The Man Behind the Shells

The Man Behind the Shells

An inteview with Tom Gray.

How do you influence millions of children’s lives over two decades and not be a household name?

Ask Tom Gray. He produced all four Teenage Mutant Ninja Turtles Movies, including the fourth film, “TMNT,” which opened this past weekend at No. 1, toppling five other films that debuted in the same weekend and reaffirming that the ninja turtles are still as potent as when they opened their first live-action film in 1990 — back when it became the top grossing independent film of it’s time.

In 2004, Gray was named President and Chief Executive Officer of Imagi USA, the U.S. branch of the Hong Kong animation studio that made the new movie. He said the position inspired him to bring the turtles back to the big screen.

“When I joined [Imagi] I realized that we could do it right and in the right budget. Since our company is based out of Hong Kong, we can get everything in at a dramatically different price range, but still have some of the top level work done,” he said in a phone interview last week.

More important than any budget constraints was that the film stay true to its roots, Gray said.

“We didn’t just do it for the kids, we wanted to nail it for the alums,” he said.
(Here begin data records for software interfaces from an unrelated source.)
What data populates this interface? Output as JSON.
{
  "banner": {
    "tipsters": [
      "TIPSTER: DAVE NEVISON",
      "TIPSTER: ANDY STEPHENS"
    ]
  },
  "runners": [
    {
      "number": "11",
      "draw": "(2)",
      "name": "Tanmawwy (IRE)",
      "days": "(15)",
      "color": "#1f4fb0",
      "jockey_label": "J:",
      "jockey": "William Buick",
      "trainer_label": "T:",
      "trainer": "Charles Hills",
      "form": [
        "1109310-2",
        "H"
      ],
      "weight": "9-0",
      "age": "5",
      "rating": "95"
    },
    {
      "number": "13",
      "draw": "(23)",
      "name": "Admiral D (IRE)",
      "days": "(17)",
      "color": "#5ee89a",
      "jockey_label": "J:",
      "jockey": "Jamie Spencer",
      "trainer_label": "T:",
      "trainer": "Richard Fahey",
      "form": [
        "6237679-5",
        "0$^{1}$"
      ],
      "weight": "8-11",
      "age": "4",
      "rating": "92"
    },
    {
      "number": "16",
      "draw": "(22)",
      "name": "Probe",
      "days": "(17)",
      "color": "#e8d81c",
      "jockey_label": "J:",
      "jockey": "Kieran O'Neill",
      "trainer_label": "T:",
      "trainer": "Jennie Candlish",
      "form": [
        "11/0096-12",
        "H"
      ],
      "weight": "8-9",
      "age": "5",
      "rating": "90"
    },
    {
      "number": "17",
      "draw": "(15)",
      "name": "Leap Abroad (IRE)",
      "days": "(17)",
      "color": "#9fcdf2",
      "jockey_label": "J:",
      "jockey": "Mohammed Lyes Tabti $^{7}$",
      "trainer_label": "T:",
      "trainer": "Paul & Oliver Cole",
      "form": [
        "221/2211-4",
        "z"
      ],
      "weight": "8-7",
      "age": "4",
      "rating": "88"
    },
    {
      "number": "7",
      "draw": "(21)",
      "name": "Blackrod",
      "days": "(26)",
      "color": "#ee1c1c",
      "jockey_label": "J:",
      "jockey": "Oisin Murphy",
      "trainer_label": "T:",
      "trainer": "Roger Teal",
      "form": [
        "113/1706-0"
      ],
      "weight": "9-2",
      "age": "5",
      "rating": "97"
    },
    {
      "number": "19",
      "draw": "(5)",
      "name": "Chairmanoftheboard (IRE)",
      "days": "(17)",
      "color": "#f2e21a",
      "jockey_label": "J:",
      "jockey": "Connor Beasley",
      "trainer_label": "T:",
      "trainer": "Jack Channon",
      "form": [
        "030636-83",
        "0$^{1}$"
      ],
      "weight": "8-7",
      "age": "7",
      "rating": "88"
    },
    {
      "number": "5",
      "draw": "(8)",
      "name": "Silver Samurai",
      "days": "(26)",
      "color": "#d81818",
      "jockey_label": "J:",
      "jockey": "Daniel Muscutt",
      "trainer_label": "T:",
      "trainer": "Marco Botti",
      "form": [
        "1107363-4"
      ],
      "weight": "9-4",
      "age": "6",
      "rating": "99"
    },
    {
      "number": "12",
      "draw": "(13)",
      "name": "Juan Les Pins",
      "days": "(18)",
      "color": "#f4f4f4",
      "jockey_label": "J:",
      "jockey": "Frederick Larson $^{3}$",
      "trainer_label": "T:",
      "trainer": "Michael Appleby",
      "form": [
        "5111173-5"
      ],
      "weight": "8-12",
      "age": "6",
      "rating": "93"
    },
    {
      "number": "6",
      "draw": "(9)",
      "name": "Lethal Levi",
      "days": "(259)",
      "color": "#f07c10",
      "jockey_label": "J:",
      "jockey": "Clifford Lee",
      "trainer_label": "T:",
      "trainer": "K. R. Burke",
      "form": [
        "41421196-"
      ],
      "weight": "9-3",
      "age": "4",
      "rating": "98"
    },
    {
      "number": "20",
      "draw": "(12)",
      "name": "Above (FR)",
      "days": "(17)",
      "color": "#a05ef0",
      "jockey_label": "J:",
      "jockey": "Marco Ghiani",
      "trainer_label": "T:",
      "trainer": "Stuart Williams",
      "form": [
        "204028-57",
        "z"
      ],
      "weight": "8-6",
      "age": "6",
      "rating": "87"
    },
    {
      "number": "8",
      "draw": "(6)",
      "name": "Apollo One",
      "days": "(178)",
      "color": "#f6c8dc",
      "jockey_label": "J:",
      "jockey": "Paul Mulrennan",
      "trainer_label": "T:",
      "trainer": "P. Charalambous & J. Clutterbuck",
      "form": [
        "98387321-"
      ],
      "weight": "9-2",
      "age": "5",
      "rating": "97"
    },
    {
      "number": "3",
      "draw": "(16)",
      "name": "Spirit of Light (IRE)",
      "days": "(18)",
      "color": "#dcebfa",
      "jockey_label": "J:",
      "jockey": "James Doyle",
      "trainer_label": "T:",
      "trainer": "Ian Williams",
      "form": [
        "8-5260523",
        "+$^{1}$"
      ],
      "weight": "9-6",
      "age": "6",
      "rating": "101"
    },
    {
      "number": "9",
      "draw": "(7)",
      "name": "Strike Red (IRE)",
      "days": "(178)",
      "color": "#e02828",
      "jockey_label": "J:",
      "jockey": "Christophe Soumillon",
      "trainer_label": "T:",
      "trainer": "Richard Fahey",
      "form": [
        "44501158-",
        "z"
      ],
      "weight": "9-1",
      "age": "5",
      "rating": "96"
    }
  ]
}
The movie picks up chronologically after the third film, simultaneously reinvigorating the franchise with a new style while remaining true to the film, comic and cartoon lore that came before it. Lines, characters and plot points all remaining in tact, though some changes had to be made. Maybe the biggest of these plot points, and the most disturbing to hardcore fans, is that The Shredder, the turtles' arch-nemesis, is still dead.

“The Shredder died in the last film and we didn’t want to bring him back…right away,” Gray said.

So there is a new villain, voiced by Patrick Stewart, and new monsters; and, most noticeably, a new style: CGI.

“We thought CG would give us a bigger canvas, we could do more with the fights and the turtles themselves,” Gray said, “You can actually see Raph’s veins in his muscles and emotions are easier to deal with in CG.”

WITH ALL OF THESE new ideas and looks coming around, Gray wanted to make sure the director could maintain the feelings of the originals that alumni expected from the series.

“I didn’t want to make a ninja farce. We wanted to honor the alums and we found a director, in Kevin Munroe, who was a big fan of the original comic and movies,” said Gray.

Though Munroe has worked in the animation industry for over the last decade for companies such as Disney and The Jim Henson Company, “TMNT” is his directorial debut.

“He had to go meet with Peter Laird (co-creator of the turtles) and convince him he was going to do right by the characters and not slam the alums,” Gray said.

Munroe convinced him by presenting the darker more gritty turtles that he, Gray and the artists at Imagi had come up with.

“A lot of people have confused it for something like 'Shrek,'" Gray says, “We didn’t want that. The turtles are an action movie with some humorous aspects. There is humor but it’s just enough to make the turtles the turtles. I think fans will like it because it is a bit darker and grittier. We are bumping right up against a PG-13.”

Much of that darker look comes from the animators at Imagi Studios. Along with that darker approach and CG animation comes fight scenes that could have never been produced in live action. Gray says that working with a Hong Kong based company gave them amazing ideas how to choreograph and design the fights in the film.

“In the beginning, we thought we’d get a martial arts choreographer but people growing up in Hong Kong have seen so many martial arts movies that it’s practically in their DNA. All these great fights came out of our animators at Imagi’s studios minds. It was really impressive,” Gray said.

FOUNDED IN 2000 Imagi first broke onto the international scene with the short lived television show “Father of the Pride.”

The company, which focuses on more serious animated movies with superhero themes, does its development and pre-production in LA and its animation and post-production in their animation studios in Hong Kong, allowing them to work closely with the major U.S. production companies and maintain a lower production cost while still working with some of the top animators in the field.

“[Imagi] is an independent company where we make our films. Our visionary is only 29 years old but he says he wants to be as big as PIXAR, and we will be. We are making major films for studios that people want to see,” said Gray.

Next on the docket for the budding company is a CG film of the classic Japanese television show "Gatchaman," followed by a theatrical version of Astro Boy. Even with these big guns already in the holsters Gray, said the company is working on something more.

“I can only hint at it, but we are trying to work on something that, if we get it, could be as big as the Lord of the Rings trilogy,” he revealed.

As for now though he’ll have to be content with successfully reintroducing a generation of children to the previous generation’s favorite heroes.